**What is required**. Could every line of the data be printed exactly as it reads?

Entries from a dataset of interfaces:
Start of Block

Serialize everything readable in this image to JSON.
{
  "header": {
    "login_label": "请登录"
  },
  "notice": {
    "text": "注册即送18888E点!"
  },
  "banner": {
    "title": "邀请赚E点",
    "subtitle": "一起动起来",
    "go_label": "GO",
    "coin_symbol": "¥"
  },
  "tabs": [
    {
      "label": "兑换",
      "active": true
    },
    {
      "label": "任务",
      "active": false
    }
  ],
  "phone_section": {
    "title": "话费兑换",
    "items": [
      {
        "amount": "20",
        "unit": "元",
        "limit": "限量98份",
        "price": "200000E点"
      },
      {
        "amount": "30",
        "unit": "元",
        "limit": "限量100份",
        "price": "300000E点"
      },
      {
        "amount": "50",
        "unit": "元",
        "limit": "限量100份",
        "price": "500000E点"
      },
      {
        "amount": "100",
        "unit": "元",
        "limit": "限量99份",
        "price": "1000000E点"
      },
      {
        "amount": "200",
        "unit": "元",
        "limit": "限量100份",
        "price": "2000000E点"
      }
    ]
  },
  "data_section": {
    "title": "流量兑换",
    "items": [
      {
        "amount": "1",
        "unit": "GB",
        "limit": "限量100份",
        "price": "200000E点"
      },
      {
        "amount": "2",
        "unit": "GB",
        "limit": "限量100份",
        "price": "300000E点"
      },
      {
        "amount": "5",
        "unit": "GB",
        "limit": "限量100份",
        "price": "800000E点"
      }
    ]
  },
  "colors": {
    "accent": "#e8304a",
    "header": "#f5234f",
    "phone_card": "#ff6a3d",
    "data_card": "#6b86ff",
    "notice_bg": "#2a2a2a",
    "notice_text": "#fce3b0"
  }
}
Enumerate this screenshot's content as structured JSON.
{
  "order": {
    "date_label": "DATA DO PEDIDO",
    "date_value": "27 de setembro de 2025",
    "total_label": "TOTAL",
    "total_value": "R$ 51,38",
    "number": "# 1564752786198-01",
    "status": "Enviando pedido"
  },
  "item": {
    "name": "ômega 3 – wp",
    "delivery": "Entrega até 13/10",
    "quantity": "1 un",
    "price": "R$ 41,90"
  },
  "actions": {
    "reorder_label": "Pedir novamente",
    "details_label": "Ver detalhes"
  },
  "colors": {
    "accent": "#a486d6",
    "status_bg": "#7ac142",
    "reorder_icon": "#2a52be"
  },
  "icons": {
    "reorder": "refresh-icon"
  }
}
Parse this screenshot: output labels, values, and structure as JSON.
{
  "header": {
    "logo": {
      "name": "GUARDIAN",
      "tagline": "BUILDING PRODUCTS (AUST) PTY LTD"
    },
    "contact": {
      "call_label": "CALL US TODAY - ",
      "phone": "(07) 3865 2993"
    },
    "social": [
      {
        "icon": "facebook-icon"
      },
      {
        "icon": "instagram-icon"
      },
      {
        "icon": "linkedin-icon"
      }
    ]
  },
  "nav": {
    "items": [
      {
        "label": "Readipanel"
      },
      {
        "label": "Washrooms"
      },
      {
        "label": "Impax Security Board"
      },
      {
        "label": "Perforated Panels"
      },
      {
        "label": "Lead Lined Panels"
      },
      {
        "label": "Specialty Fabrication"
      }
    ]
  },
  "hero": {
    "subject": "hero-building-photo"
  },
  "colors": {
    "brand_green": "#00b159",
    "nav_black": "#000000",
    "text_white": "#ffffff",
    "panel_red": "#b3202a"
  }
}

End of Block

**Written response**.
Serialize everything readable in this image to JSON.
{
  "header": {
    "login_label": "请登录"
  },
  "notice": {
    "text": "注册即送18888E点!"
  },
  "banner": {
    "title": "邀请赚E点",
    "subtitle": "一起动起来",
    "go_label": "GO",
    "coin_symbol": "¥"
  },
  "tabs": [
    {
      "label": "兑换",
      "active": true
    },
    {
      "label": "任务",
      "active": false
    }
  ],
  "phone_section": {
    "title": "话费兑换",
    "items": [
      {
        "amount": "20",
        "unit": "元",
        "limit": "限量98份",
        "price": "200000E点"
      },
      {
        "amount": "30",
        "unit": "元",
        "limit": "限量100份",
        "price": "300000E点"
      },
      {
        "amount": "50",
        "unit": "元",
        "limit": "限量100份",
        "price": "500000E点"
      },
      {
        "amount": "100",
        "unit": "元",
        "limit": "限量99份",
        "price": "1000000E点"
      },
      {
        "amount": "200",
        "unit": "元",
        "limit": "限量100份",
        "price": "2000000E点"
      }
    ]
  },
  "data_section": {
    "title": "流量兑换",
    "items": [
      {
        "amount": "1",
        "unit": "GB",
        "limit": "限量100份",
        "price": "200000E点"
      },
      {
        "amount": "2",
        "unit": "GB",
        "limit": "限量100份",
        "price": "300000E点"
      },
      {
        "amount": "5",
        "unit": "GB",
        "limit": "限量100份",
        "price": "800000E点"
      }
    ]
  },
  "colors": {
    "accent": "#e8304a",
    "header": "#f5234f",
    "phone_card": "#ff6a3d",
    "data_card": "#6b86ff",
    "notice_bg": "#2a2a2a",
    "notice_text": "#fce3b0"
  }
}
Enumerate this screenshot's content as structured JSON.
{
  "order": {
    "date_label": "DATA DO PEDIDO",
    "date_value": "27 de setembro de 2025",
    "total_label": "TOTAL",
    "total_value": "R$ 51,38",
    "number": "# 1564752786198-01",
    "status": "Enviando pedido"
  },
  "item": {
    "name": "ômega 3 – wp",
    "delivery": "Entrega até 13/10",
    "quantity": "1 un",
    "price": "R$ 41,90"
  },
  "actions": {
    "reorder_label": "Pedir novamente",
    "details_label": "Ver detalhes"
  },
  "colors": {
    "accent": "#a486d6",
    "status_bg": "#7ac142",
    "reorder_icon": "#2a52be"
  },
  "icons": {
    "reorder": "refresh-icon"
  }
}
Parse this screenshot: output labels, values, and structure as JSON.
{
  "header": {
    "logo": {
      "name": "GUARDIAN",
      "tagline": "BUILDING PRODUCTS (AUST) PTY LTD"
    },
    "contact": {
      "call_label": "CALL US TODAY - ",
      "phone": "(07) 3865 2993"
    },
    "social": [
      {
        "icon": "facebook-icon"
      },
      {
        "icon": "instagram-icon"
      },
      {
        "icon": "linkedin-icon"
      }
    ]
  },
  "nav": {
    "items": [
      {
        "label": "Readipanel"
      },
      {
        "label": "Washrooms"
      },
      {
        "label": "Impax Security Board"
      },
      {
        "label": "Perforated Panels"
      },
      {
        "label": "Lead Lined Panels"
      },
      {
        "label": "Specialty Fabrication"
      }
    ]
  },
  "hero": {
    "subject": "hero-building-photo"
  },
  "colors": {
    "brand_green": "#00b159",
    "nav_black": "#000000",
    "text_white": "#ffffff",
    "panel_red": "#b3202a"
  }
}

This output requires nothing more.